  • being sick
  • facing uncomfortable procedures
  • handling pain
  • taking medication
  • preparing for surgery
  • changes in friendships and family relationships
  • managing school while dealing with an illness
  • grief and loss

Boston Children's Integrative Therapies Team offers several different types of therapies for hospitalized kids, as well as consultations and educational sessions for parents and healthcare providers. The team specializes in treatments that can complement a child's medical care, including:

  • acupuncture
  • art therapy
  • massage therapy
  • music therapy
  • reiki
  • therapeutic touch
  • yoga

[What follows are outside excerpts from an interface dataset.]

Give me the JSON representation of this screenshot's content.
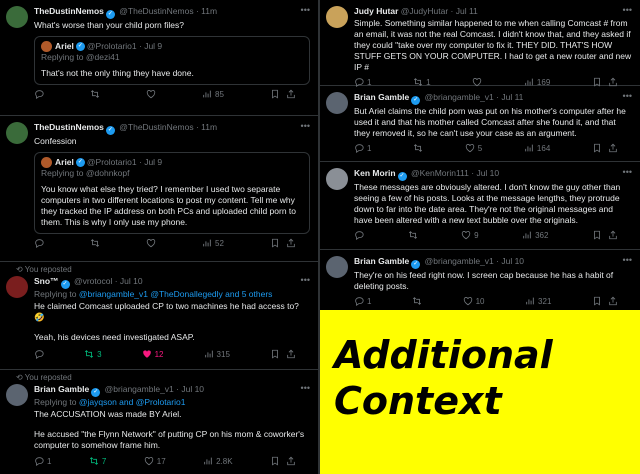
{
  "left_tweets": [
    {
      "name": "TheDustinNemos",
      "handle": "@TheDustinNemos",
      "time": "· 11m",
      "text": "What's worse than your child porn files?",
      "quote": {
        "name": "Ariel",
        "handle": "@Prolotario1",
        "time": "· Jul 9",
        "replying": "Replying to @dezi41",
        "text": "That's not the only thing they have done."
      },
      "views": "85"
    },
    {
      "name": "TheDustinNemos",
      "handle": "@TheDustinNemos",
      "time": "· 11m",
      "text": "Confession",
      "quote": {
        "name": "Ariel",
        "handle": "@Prolotario1",
        "time": "· Jul 9",
        "replying": "Replying to @dohnkopf",
        "text": "You know what else they tried? I remember I used two separate computers in two different locations to post my content. Tell me why they tracked the IP address on both PCs and uploaded child porn to them. This is why I only use my phone."
      },
      "views": "52"
    },
    {
      "reposted": "You reposted",
      "name": "Sno™",
      "handle": "@vrotocol",
      "time": "· Jul 10",
      "replying_prefix": "Replying to ",
      "replying_links": "@briangamble_v1 @TheDonallegedly and 5 others",
      "paragraphs": [
        "He claimed Comcast uploaded CP to two machines he had access to? 🤣",
        "Yeah, his devices need investigated ASAP."
      ],
      "retweets": "3",
      "likes": "12",
      "views": "315"
    },
    {
      "reposted": "You reposted",
      "name": "Brian Gamble",
      "handle": "@briangamble_v1",
      "time": "· Jul 10",
      "replying_prefix": "Replying to ",
      "replying_links": "@jayqson and @Prolotario1",
      "paragraphs": [
        "The ACCUSATION was made BY Ariel.",
        "He accused \"the Flynn Network\" of putting CP on his mom & coworker's computer to somehow frame him."
      ],
      "replies": "1",
      "retweets": "7",
      "likes": "17",
      "views": "2.8K"
    }
  ],
  "right_tweets": [
    {
      "name": "Judy Hutar",
      "handle": "@JudyHutar",
      "time": "· Jul 11",
      "text": "Simple. Something similar happened to me when calling Comcast # from an email, it was not the real Comcast. I didn't know that, and they asked if they could \"take over my computer to fix it. THEY DID. THAT'S HOW STUFF GETS ON YOUR COMPUTER. I had to get a new router and new IP #",
      "replies": "1",
      "retweets": "1",
      "views": "169"
    },
    {
      "name": "Brian Gamble",
      "handle": "@briangamble_v1",
      "time": "· Jul 11",
      "text": "But Ariel claims the child porn was put on his mother's computer after he used it and that his mother called Comcast after she found it, and that they removed it, so he can't use your case as an argument.",
      "replies": "1",
      "likes": "5",
      "views": "164"
    },
    {
      "name": "Ken Morin",
      "handle": "@KenMorin111",
      "time": "· Jul 10",
      "text": "These messages are obviously altered. I don't know the guy other than seeing a few of his posts. Looks at the message lengths, they protrude down to far into the date area. They're not the original messages and have been altered with a new text bubble over the originals.",
      "likes": "9",
      "views": "362"
    },
    {
      "name": "Brian Gamble",
      "handle": "@briangamble_v1",
      "time": "· Jul 10",
      "text": "They're on his feed right now. I screen cap because he has a habit of deleting posts.",
      "replies": "1",
      "likes": "10",
      "views": "321"
    }
  ],
  "context_panel": {
    "line1": "Additional",
    "line2": "Context"
  },
  "colors": {
    "background": "#000000",
    "text": "#e7e9ea",
    "muted": "#71767b",
    "link": "#1d9bf0",
    "verified": "#1d9bf0",
    "repost_green": "#00ba7c",
    "like_pink": "#f91880",
    "divider": "#2f3336",
    "context_yellow": "#ffff00"
  },
  "icons": [
    "reply-icon",
    "repost-icon",
    "like-icon",
    "views-icon",
    "bookmark-icon",
    "share-icon",
    "more-icon",
    "verified-icon"
  ]
}
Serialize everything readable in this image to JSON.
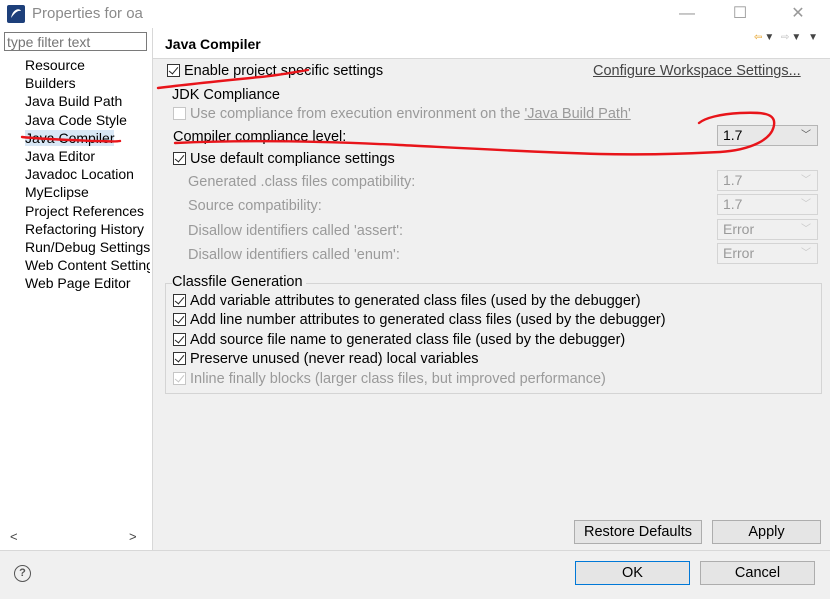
{
  "window": {
    "title": "Properties for oa",
    "minimize_glyph": "—",
    "maximize_glyph": "☐",
    "close_glyph": "✕"
  },
  "sidebar": {
    "filter_placeholder": "type filter text",
    "items": [
      {
        "label": "Resource"
      },
      {
        "label": "Builders"
      },
      {
        "label": "Java Build Path"
      },
      {
        "label": "Java Code Style"
      },
      {
        "label": "Java Compiler",
        "selected": true
      },
      {
        "label": "Java Editor"
      },
      {
        "label": "Javadoc Location"
      },
      {
        "label": "MyEclipse"
      },
      {
        "label": "Project References"
      },
      {
        "label": "Refactoring History"
      },
      {
        "label": "Run/Debug Settings"
      },
      {
        "label": "Web Content Settings"
      },
      {
        "label": "Web Page Editor"
      }
    ],
    "scroll_left": "<",
    "scroll_right": ">"
  },
  "main": {
    "title": "Java Compiler",
    "enable_project_specific": "Enable project specific settings",
    "configure_workspace_link": "Configure Workspace Settings...",
    "jdk_group": {
      "label": "JDK Compliance",
      "use_compliance_prefix": "Use compliance from execution environment on the ",
      "use_compliance_link": "'Java Build Path'",
      "compliance_level_label": "Compiler compliance level:",
      "compliance_level_value": "1.7",
      "use_default": "Use default compliance settings",
      "generated_label": "Generated .class files compatibility:",
      "generated_value": "1.7",
      "source_label": "Source compatibility:",
      "source_value": "1.7",
      "assert_label": "Disallow identifiers called 'assert':",
      "assert_value": "Error",
      "enum_label": "Disallow identifiers called 'enum':",
      "enum_value": "Error"
    },
    "classfile_group": {
      "label": "Classfile Generation",
      "options": [
        {
          "label": "Add variable attributes to generated class files (used by the debugger)",
          "checked": true,
          "enabled": true
        },
        {
          "label": "Add line number attributes to generated class files (used by the debugger)",
          "checked": true,
          "enabled": true
        },
        {
          "label": "Add source file name to generated class file (used by the debugger)",
          "checked": true,
          "enabled": true
        },
        {
          "label": "Preserve unused (never read) local variables",
          "checked": true,
          "enabled": true
        },
        {
          "label": "Inline finally blocks (larger class files, but improved performance)",
          "checked": true,
          "enabled": false
        }
      ]
    },
    "restore_defaults": "Restore Defaults",
    "apply": "Apply"
  },
  "footer": {
    "help_glyph": "?",
    "ok": "OK",
    "cancel": "Cancel"
  },
  "annotation_color": "#e8141a"
}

Boston Children's Department of Psychiatry offers a free booklet, "Helping Your Child with Medical Experiences: A Practical Parent Guide” (Adobe Acrobat is required). Topics in the booklet include:

  • talking to your child about her condition
  • preparing for surgery and hospitalization
  • supporting siblings
  • taking care of yourself during your child's illness
  • adjusting to life after treatment?

Children's International Center is a dedicated resource for patients and families from countries outside the United States. The center can provide assistance with everything from reviewing medical records to setting up appointments and locating lodging. Contact the center by phone at 1-617-355-5209.

For Patients and Families site, you can read all you need to know about:

  • getting to Boston Children's
  • accommodations
  • navigating the hospital experience
  • resources that are available for your family
Boston Children’s is so much more than a hospital—it’s a community of researchers, clinicians, administrators, support staff, innovators, teachers, patients and families, all working together to make the impossible possible. ”
- Sandra L. Fenwick, President and CEO

Boston Children's Hospital
300 Longwood Avenue, Boston, MA 02115
For Patients: 617-355-6000
For Referring Providers: 844-BCH-PEDS | 844-224-7337